What you should do>
The answer must consist of the records below, repeated exactly.
|---|
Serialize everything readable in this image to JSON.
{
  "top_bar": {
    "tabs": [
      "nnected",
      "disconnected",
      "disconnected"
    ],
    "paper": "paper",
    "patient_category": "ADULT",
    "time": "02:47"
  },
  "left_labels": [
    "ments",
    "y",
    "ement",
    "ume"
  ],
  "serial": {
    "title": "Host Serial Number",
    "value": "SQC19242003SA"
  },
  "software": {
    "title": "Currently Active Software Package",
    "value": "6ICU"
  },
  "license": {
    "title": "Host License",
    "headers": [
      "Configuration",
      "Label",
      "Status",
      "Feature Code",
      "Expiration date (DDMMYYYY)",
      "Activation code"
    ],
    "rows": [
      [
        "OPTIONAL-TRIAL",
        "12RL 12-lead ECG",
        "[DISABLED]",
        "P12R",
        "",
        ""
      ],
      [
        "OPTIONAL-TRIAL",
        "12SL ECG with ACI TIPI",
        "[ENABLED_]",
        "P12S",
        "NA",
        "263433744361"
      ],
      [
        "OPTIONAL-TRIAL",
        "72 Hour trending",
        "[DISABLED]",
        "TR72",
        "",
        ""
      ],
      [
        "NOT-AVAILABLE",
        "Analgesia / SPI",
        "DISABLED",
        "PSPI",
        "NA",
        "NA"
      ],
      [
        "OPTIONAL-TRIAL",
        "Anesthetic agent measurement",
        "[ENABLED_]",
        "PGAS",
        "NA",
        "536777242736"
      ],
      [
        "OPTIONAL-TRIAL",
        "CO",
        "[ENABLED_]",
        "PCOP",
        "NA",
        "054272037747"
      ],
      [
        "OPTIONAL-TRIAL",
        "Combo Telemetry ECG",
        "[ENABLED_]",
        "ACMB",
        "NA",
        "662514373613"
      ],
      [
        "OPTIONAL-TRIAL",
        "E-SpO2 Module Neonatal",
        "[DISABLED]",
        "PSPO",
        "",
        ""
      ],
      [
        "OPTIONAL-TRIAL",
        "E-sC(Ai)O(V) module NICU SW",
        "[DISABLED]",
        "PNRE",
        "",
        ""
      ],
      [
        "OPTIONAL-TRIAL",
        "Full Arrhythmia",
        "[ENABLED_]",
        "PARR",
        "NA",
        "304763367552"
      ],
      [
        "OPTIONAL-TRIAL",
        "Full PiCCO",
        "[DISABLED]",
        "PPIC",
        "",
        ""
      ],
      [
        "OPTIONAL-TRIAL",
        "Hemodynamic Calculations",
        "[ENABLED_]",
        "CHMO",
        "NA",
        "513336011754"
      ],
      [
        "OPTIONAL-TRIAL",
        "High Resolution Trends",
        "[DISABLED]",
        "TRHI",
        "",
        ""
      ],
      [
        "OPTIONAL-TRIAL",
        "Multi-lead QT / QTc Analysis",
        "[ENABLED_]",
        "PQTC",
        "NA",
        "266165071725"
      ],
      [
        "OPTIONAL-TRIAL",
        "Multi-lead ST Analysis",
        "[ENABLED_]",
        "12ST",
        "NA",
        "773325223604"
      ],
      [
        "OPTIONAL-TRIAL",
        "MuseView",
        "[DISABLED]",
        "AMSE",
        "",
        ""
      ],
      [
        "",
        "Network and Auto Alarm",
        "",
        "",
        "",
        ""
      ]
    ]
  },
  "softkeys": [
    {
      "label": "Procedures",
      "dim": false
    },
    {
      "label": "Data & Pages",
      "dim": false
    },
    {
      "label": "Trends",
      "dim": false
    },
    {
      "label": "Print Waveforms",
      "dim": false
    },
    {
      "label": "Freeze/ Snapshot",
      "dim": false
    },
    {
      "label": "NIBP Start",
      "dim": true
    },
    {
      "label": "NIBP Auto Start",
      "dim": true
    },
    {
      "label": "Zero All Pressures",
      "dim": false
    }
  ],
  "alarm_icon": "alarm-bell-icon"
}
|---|
Response area>
Serialize everything readable in this image to JSON.
{
  "top_bar": {
    "tabs": [
      "nnected",
      "disconnected",
      "disconnected"
    ],
    "paper": "paper",
    "patient_category": "ADULT",
    "time": "02:47"
  },
  "left_labels": [
    "ments",
    "y",
    "ement",
    "ume"
  ],
  "serial": {
    "title": "Host Serial Number",
    "value": "SQC19242003SA"
  },
  "software": {
    "title": "Currently Active Software Package",
    "value": "6ICU"
  },
  "license": {
    "title": "Host License",
    "headers": [
      "Configuration",
      "Label",
      "Status",
      "Feature Code",
      "Expiration date (DDMMYYYY)",
      "Activation code"
    ],
    "rows": [
      [
        "OPTIONAL-TRIAL",
        "12RL 12-lead ECG",
        "[DISABLED]",
        "P12R",
        "",
        ""
      ],
      [
        "OPTIONAL-TRIAL",
        "12SL ECG with ACI TIPI",
        "[ENABLED_]",
        "P12S",
        "NA",
        "263433744361"
      ],
      [
        "OPTIONAL-TRIAL",
        "72 Hour trending",
        "[DISABLED]",
        "TR72",
        "",
        ""
      ],
      [
        "NOT-AVAILABLE",
        "Analgesia / SPI",
        "DISABLED",
        "PSPI",
        "NA",
        "NA"
      ],
      [
        "OPTIONAL-TRIAL",
        "Anesthetic agent measurement",
        "[ENABLED_]",
        "PGAS",
        "NA",
        "536777242736"
      ],
      [
        "OPTIONAL-TRIAL",
        "CO",
        "[ENABLED_]",
        "PCOP",
        "NA",
        "054272037747"
      ],
      [
        "OPTIONAL-TRIAL",
        "Combo Telemetry ECG",
        "[ENABLED_]",
        "ACMB",
        "NA",
        "662514373613"
      ],
      [
        "OPTIONAL-TRIAL",
        "E-SpO2 Module Neonatal",
        "[DISABLED]",
        "PSPO",
        "",
        ""
      ],
      [
        "OPTIONAL-TRIAL",
        "E-sC(Ai)O(V) module NICU SW",
        "[DISABLED]",
        "PNRE",
        "",
        ""
      ],
      [
        "OPTIONAL-TRIAL",
        "Full Arrhythmia",
        "[ENABLED_]",
        "PARR",
        "NA",
        "304763367552"
      ],
      [
        "OPTIONAL-TRIAL",
        "Full PiCCO",
        "[DISABLED]",
        "PPIC",
        "",
        ""
      ],
      [
        "OPTIONAL-TRIAL",
        "Hemodynamic Calculations",
        "[ENABLED_]",
        "CHMO",
        "NA",
        "513336011754"
      ],
      [
        "OPTIONAL-TRIAL",
        "High Resolution Trends",
        "[DISABLED]",
        "TRHI",
        "",
        ""
      ],
      [
        "OPTIONAL-TRIAL",
        "Multi-lead QT / QTc Analysis",
        "[ENABLED_]",
        "PQTC",
        "NA",
        "266165071725"
      ],
      [
        "OPTIONAL-TRIAL",
        "Multi-lead ST Analysis",
        "[ENABLED_]",
        "12ST",
        "NA",
        "773325223604"
      ],
      [
        "OPTIONAL-TRIAL",
        "MuseView",
        "[DISABLED]",
        "AMSE",
        "",
        ""
      ],
      [
        "",
        "Network and Auto Alarm",
        "",
        "",
        "",
        ""
      ]
    ]
  },
  "softkeys": [
    {
      "label": "Procedures",
      "dim": false
    },
    {
      "label": "Data & Pages",
      "dim": false
    },
    {
      "label": "Trends",
      "dim": false
    },
    {
      "label": "Print Waveforms",
      "dim": false
    },
    {
      "label": "Freeze/ Snapshot",
      "dim": false
    },
    {
      "label": "NIBP Start",
      "dim": true
    },
    {
      "label": "NIBP Auto Start",
      "dim": true
    },
    {
      "label": "Zero All Pressures",
      "dim": false
    }
  ],
  "alarm_icon": "alarm-bell-icon"
}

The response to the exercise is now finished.